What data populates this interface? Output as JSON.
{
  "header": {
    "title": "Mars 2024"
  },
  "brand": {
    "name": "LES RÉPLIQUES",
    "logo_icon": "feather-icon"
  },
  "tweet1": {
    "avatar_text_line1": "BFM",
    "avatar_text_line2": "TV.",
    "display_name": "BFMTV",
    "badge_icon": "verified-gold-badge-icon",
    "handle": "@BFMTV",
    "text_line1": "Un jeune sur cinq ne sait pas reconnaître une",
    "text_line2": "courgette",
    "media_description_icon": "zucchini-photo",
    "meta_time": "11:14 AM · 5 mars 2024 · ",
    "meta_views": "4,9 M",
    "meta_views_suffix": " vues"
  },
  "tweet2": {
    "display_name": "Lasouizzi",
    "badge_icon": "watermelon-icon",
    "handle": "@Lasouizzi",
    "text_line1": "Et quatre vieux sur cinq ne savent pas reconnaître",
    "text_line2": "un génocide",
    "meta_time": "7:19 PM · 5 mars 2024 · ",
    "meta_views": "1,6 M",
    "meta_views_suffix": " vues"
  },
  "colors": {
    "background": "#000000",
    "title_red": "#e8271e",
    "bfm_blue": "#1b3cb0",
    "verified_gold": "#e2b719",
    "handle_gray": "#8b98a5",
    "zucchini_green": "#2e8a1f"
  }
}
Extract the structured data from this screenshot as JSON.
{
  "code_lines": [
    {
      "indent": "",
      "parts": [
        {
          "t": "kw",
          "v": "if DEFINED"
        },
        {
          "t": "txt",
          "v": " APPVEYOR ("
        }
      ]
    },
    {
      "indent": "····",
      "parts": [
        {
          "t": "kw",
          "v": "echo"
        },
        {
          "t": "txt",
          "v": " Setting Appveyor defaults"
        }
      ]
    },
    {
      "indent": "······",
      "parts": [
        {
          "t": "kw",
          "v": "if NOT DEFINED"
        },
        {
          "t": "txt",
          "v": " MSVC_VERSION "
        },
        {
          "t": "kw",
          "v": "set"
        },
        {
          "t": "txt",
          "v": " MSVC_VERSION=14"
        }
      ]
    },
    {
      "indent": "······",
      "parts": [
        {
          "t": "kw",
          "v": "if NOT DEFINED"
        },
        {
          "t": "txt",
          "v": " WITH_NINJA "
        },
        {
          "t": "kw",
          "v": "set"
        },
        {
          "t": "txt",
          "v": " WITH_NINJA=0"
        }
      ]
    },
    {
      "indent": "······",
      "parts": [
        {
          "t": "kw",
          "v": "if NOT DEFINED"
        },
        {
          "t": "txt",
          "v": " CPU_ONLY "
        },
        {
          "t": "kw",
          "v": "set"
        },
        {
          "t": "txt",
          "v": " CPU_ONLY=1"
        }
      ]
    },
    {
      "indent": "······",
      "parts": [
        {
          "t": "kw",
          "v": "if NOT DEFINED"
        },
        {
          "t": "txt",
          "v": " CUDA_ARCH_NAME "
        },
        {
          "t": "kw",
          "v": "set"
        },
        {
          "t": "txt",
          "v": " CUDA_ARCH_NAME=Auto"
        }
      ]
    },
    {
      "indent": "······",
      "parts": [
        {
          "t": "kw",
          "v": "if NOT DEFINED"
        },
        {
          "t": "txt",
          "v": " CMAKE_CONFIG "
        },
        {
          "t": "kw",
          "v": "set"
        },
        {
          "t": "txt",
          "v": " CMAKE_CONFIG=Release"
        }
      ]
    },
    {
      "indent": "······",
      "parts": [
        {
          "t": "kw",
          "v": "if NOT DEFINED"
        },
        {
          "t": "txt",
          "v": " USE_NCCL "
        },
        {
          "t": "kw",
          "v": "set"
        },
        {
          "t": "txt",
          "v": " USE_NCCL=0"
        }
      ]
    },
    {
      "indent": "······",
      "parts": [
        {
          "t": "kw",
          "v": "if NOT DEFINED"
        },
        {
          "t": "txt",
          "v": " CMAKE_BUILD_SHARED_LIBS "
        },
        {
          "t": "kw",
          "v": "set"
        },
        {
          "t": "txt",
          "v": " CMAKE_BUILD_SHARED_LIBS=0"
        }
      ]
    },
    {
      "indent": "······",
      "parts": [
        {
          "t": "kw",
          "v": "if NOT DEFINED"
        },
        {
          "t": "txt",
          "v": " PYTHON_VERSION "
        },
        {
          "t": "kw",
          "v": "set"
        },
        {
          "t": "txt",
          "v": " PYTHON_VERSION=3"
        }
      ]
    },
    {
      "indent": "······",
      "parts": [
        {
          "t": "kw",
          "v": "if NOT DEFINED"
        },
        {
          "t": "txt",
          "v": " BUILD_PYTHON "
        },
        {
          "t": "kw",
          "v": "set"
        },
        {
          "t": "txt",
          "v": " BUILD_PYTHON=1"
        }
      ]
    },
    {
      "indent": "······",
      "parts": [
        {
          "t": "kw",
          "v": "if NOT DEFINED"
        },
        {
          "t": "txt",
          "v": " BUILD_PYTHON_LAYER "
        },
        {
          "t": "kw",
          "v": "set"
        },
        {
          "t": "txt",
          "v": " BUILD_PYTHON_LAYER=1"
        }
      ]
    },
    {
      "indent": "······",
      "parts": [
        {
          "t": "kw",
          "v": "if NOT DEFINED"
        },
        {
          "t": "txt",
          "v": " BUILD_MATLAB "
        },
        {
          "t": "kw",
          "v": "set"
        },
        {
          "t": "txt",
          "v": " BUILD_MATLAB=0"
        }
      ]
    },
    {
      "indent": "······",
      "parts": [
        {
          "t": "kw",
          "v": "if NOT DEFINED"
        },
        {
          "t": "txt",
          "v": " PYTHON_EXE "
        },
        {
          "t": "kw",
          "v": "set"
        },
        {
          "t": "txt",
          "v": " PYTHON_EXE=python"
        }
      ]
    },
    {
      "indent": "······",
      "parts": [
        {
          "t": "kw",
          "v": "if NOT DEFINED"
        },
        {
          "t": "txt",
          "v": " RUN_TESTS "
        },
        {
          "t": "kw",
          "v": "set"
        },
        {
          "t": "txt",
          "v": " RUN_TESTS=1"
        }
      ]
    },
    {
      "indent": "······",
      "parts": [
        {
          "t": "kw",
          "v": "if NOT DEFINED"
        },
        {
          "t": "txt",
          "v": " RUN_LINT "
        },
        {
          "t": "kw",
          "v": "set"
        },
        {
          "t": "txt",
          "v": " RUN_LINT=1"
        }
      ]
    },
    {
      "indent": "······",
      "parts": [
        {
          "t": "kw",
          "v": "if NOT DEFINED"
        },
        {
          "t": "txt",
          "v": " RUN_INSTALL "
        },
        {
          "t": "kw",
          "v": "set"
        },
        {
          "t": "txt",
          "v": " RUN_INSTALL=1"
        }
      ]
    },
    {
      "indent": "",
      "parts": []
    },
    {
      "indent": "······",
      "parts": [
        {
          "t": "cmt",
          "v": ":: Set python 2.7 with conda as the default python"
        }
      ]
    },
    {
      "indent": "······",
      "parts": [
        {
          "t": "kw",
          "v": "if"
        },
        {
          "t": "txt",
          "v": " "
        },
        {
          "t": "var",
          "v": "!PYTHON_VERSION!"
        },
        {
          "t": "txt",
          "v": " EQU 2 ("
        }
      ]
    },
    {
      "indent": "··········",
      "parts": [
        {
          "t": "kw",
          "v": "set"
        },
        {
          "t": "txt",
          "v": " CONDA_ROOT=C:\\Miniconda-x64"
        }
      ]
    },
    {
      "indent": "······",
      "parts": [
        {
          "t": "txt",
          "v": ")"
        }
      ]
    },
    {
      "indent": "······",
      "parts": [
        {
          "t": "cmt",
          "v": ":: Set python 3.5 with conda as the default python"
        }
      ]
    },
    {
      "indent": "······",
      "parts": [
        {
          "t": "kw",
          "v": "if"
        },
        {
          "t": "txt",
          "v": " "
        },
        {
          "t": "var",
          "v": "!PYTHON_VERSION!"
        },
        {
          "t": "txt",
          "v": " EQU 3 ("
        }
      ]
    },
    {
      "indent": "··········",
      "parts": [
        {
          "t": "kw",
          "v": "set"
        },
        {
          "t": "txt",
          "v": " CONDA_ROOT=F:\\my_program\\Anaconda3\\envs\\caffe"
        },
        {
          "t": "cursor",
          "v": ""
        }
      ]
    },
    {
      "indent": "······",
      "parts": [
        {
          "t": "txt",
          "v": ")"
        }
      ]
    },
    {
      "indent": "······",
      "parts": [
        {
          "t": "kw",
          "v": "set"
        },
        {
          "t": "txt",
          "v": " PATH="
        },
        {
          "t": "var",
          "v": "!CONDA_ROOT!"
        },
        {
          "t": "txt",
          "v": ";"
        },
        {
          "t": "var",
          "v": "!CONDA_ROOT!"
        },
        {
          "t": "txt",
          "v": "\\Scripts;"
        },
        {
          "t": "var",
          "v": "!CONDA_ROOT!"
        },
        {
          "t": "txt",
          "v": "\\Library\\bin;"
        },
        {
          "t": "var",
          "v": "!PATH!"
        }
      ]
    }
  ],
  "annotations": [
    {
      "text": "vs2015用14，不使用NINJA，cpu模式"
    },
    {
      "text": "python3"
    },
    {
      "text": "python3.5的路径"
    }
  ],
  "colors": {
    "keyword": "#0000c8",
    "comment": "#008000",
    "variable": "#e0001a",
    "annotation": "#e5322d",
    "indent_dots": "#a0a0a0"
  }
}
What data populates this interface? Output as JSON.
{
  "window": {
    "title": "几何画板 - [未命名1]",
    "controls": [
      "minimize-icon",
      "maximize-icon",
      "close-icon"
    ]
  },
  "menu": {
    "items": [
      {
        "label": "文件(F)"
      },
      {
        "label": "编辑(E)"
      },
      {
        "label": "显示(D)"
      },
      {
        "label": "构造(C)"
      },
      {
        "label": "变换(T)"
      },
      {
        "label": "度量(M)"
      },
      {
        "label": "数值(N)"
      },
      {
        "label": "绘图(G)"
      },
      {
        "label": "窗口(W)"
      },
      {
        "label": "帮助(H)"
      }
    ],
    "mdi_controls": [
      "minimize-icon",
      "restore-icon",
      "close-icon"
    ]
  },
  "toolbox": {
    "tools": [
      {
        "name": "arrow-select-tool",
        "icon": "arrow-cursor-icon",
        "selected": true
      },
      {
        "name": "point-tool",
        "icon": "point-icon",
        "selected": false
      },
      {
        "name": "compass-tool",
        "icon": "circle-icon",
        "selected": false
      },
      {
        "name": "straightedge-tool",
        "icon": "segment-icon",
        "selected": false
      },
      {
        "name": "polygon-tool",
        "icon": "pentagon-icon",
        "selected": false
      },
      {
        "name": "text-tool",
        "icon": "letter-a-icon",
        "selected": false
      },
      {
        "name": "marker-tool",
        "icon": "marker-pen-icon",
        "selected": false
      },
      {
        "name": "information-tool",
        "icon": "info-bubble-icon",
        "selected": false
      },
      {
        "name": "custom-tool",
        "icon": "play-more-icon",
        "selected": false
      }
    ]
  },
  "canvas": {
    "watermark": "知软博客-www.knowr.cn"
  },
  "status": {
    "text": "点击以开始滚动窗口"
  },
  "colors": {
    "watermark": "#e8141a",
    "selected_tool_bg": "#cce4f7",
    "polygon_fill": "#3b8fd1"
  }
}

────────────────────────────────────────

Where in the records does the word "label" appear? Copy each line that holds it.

- _Completed task_
        "label": "文件(F)"
        "label": "编辑(E)"
        "label": "显示(D)"
        "label": "构造(C)"
        "label": "变换(T)"
        "label": "度量(M)"
        "label": "数值(N)"
        "label": "绘图(G)"
        "label": "窗口(W)"
        "label": "帮助(H)"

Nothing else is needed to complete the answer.